Can games have educational value? For Kyle Mawer and Graham Stanley, teachers at British Council Barcelona and authors of the ELTon-winning Digital Play blog, games are a natural and centuries-old way of learning that make the whole process more productive and pleasurable – and make learners more flexible, creative and resilient.
Computer games dominate our students’ free time – whether they are playing games or talking about them. Part of the reason they’re so popular is that they help learners develop 21st-century skills – collaboration, communication, creativity, critical thinking and problem-solving – as well as calculated risk-taking, persistence and attention to detail.
James Paul Gee and other academics have claimed that this is because the theories of learning in computer games have more in common with the modern, hi-tech, global world than do the theories and practices often found in school.
Understanding digital games will help us strengthen the sense of community and rapport in our classrooms, by better understanding our learners and demonstrating that we are interested in them.
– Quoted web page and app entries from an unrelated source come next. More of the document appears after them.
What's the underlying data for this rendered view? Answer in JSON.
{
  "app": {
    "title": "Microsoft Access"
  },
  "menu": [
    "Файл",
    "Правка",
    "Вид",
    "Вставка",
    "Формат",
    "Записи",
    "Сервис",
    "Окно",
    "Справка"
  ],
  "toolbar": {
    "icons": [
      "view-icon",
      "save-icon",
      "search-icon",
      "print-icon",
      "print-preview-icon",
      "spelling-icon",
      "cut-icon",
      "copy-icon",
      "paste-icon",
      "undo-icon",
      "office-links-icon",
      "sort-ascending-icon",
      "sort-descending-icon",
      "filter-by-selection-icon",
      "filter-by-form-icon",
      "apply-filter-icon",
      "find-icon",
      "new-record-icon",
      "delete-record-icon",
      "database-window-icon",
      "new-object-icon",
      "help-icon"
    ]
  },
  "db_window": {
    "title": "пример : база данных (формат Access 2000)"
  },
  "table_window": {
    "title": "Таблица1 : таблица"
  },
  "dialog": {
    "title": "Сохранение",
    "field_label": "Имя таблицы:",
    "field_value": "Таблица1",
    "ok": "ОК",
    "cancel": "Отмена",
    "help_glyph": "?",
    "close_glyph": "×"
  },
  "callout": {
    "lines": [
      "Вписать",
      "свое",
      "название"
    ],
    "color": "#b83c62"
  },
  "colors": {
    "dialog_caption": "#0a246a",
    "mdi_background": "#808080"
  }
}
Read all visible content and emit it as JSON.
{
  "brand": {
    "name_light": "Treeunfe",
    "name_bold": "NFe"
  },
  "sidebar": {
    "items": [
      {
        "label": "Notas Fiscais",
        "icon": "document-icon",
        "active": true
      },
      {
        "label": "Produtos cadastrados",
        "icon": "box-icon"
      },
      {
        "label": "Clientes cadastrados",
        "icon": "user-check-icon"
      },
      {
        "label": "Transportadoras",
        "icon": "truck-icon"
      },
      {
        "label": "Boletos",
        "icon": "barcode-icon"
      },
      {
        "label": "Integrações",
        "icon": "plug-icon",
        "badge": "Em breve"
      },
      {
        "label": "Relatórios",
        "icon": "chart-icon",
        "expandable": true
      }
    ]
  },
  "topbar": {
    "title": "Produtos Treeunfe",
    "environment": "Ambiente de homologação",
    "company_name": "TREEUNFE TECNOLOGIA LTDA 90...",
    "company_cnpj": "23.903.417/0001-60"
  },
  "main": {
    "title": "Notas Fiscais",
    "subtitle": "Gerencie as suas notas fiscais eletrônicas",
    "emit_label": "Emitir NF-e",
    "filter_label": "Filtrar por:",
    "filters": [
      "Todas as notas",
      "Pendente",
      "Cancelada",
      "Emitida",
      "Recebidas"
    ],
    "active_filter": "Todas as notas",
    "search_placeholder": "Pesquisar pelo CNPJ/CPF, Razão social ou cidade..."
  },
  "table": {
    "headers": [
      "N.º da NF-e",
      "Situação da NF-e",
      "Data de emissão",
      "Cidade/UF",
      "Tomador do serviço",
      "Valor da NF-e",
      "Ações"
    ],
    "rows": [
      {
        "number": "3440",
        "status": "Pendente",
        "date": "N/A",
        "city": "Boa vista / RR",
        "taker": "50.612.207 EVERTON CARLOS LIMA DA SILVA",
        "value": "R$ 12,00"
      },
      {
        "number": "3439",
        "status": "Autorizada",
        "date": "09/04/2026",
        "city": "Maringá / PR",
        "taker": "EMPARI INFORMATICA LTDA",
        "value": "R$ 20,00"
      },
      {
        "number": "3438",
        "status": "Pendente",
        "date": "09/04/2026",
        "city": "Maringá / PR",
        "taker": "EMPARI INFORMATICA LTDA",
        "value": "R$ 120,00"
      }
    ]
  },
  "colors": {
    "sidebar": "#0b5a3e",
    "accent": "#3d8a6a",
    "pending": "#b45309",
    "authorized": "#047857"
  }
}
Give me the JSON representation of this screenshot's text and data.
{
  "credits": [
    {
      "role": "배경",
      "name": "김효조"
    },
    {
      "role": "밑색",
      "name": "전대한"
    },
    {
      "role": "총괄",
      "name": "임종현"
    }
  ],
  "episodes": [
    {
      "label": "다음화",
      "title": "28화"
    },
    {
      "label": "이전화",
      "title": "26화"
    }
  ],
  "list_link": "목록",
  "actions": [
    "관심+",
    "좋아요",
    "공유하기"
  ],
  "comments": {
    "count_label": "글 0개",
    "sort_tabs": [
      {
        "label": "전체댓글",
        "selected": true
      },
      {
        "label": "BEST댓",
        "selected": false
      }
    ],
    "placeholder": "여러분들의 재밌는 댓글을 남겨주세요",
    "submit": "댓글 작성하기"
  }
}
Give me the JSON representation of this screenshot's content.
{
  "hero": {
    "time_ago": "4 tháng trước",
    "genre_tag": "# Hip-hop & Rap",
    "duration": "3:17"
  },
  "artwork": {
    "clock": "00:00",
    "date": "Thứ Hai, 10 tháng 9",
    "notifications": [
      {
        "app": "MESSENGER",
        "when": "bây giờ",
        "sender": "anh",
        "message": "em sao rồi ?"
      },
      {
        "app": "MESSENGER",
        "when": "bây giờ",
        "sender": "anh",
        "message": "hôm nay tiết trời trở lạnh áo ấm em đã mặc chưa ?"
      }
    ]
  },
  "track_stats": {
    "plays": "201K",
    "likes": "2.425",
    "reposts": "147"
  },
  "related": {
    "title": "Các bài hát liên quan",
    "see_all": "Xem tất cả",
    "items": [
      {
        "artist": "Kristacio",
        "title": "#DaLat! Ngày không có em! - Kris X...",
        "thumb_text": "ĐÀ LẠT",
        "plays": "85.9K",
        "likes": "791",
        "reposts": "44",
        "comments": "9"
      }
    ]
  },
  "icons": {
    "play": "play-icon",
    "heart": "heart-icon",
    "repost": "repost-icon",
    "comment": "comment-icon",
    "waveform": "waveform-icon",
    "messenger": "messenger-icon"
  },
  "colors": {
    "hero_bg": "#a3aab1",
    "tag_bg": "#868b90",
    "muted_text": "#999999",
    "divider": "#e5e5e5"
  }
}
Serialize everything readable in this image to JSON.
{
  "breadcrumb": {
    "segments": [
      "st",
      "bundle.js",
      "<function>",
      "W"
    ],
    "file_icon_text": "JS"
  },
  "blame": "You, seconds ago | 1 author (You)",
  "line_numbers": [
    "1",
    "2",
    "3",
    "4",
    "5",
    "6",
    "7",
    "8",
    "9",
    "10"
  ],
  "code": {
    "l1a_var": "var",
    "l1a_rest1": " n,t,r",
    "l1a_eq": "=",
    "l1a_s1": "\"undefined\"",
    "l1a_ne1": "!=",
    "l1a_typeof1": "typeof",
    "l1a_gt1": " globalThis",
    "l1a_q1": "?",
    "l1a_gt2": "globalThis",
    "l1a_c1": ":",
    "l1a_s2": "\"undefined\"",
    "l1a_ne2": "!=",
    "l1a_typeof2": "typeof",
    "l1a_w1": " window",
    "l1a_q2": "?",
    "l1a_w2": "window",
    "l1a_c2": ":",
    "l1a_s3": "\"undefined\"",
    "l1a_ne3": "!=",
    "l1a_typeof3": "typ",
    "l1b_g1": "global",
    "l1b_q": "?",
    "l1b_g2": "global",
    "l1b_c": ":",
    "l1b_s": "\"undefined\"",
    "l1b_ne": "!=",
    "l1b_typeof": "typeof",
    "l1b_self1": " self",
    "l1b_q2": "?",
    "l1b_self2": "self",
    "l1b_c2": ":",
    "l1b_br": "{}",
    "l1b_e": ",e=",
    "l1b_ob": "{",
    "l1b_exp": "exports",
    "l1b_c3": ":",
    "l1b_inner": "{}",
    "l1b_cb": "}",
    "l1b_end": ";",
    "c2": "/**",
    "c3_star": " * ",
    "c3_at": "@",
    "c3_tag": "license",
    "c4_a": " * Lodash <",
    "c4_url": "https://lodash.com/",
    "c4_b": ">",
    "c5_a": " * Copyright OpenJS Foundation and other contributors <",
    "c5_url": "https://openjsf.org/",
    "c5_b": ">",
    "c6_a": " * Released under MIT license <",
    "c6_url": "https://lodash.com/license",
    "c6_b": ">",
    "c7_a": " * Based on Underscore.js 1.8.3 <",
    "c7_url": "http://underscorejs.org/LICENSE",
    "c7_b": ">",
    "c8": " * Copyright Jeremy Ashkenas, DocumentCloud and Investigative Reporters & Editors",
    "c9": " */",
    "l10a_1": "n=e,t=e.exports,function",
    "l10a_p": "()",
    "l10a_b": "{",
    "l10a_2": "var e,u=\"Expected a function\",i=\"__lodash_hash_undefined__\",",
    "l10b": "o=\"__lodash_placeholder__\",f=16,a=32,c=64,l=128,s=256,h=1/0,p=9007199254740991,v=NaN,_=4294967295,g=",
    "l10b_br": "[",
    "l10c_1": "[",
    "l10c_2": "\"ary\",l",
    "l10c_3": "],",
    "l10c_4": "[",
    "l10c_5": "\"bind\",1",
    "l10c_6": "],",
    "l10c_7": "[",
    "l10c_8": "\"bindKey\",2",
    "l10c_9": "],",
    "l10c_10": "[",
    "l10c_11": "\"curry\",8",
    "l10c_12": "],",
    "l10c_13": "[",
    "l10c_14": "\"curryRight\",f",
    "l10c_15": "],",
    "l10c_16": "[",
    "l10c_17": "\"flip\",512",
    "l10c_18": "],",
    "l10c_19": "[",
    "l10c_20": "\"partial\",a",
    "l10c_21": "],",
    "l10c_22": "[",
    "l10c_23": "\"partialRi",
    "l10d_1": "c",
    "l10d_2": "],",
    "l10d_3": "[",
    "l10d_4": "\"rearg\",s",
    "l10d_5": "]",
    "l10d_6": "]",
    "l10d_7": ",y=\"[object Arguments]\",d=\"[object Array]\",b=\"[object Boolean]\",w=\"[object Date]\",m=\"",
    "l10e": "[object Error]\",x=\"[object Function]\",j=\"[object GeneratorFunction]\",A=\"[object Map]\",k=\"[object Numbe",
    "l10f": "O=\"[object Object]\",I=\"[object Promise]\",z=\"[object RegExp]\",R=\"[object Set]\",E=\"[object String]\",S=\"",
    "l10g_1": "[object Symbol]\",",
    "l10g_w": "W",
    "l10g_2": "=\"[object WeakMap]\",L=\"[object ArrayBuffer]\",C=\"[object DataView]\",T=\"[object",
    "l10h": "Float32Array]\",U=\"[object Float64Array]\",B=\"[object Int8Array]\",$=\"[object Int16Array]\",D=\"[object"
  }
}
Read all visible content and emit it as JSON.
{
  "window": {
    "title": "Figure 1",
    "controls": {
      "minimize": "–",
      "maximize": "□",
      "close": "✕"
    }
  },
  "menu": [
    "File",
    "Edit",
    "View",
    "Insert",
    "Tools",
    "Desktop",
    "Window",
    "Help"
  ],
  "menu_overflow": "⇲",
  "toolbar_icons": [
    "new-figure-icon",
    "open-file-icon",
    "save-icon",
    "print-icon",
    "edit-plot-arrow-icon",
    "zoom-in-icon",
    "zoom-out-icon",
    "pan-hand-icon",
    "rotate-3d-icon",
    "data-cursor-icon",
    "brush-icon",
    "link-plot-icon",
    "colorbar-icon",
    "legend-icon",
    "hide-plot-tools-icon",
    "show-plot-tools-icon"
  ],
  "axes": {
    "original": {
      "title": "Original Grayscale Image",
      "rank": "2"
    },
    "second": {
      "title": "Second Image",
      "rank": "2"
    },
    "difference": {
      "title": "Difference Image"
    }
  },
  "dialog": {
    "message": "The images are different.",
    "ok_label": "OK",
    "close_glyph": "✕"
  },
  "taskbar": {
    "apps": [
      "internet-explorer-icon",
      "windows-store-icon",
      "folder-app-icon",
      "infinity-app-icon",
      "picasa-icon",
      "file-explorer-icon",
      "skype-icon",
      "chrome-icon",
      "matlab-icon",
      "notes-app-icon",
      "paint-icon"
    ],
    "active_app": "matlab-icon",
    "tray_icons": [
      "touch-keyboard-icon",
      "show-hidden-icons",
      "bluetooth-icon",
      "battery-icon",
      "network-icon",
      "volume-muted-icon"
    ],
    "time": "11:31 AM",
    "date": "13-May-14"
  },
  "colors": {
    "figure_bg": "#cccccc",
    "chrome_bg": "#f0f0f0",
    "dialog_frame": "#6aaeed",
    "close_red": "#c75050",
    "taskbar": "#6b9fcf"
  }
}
It will also help bring more imagination, curiosity and fun to the classroom, inspire our learners and equip them for the real world.
Unlike other media, computer games are said to be intrinsically motivating and engaging because they demand persistence, effort and concentration. Just like real-life problems, digital games are “puzzles” to be solved, says games designer Raph Koster – the only difference is, the stakes are lower, and games can be mastered. This is what makes them fun.
Games are also different because they are interactive. This drives people to keep on playing – they feel as though they are inside the story, building their own narrative, and they want to know what happens next. They lose track of time and experience what Hungarian psychologist Mihaly Csikszentmihalyi calls flow – an optimal learning state, where “the mind is stretched to its limits to accomplish something difficult … but, worth the effort”. Finally, the clear goals and immediate feedback in computer games lead to what Gee calls a regime of competence and commitment to learning.
So how do games support language learning? Games offer situated and experiential learning, where language is associated not with other words but with rich images, actions and experiences. They sometimes contain powerful and realistic narrative elements, too, in which students have to understand and use English in order to make progress.
Games also promote communication in English. Outside the classroom, gamers use English to socialise, coordinate actions, discuss strategies, report on events occurring within games and share their interest in gaming. In class, built-in “information gaps” – natural gaps in understanding or knowledge within the game – can be exploited for live listening activities, writing practice, speaking and intensive reading.
Though many games are rich in text and audio, some aren’t – and here, the key is task design and lesson planning, to ensure that language practice is embedded in what learners do.
More than other media, games help achieve the lofty goals of Communicative Language Teaching and Task-Based Learning – they create the need for learners to use English for a meaningful purpose, and allow them to have an impact on the game world and the real world. In attempting to find the missing information they need in order to master the game world, learners must focus on meaning, but the attention to detail this requires, combined with immediate feedback in the game, also guarantees a focus on form.
But of course, game-based learning doesn’t just promote language practice – it also retains the fun and satisfaction learners get from the game itself.
If that sounds good, Digital Play has hundreds of examples of game-based learning tasks. BC Hong Kong has a few other suggestions, inspired by Kyle and Graham’s ideas:
Have you tried them yet?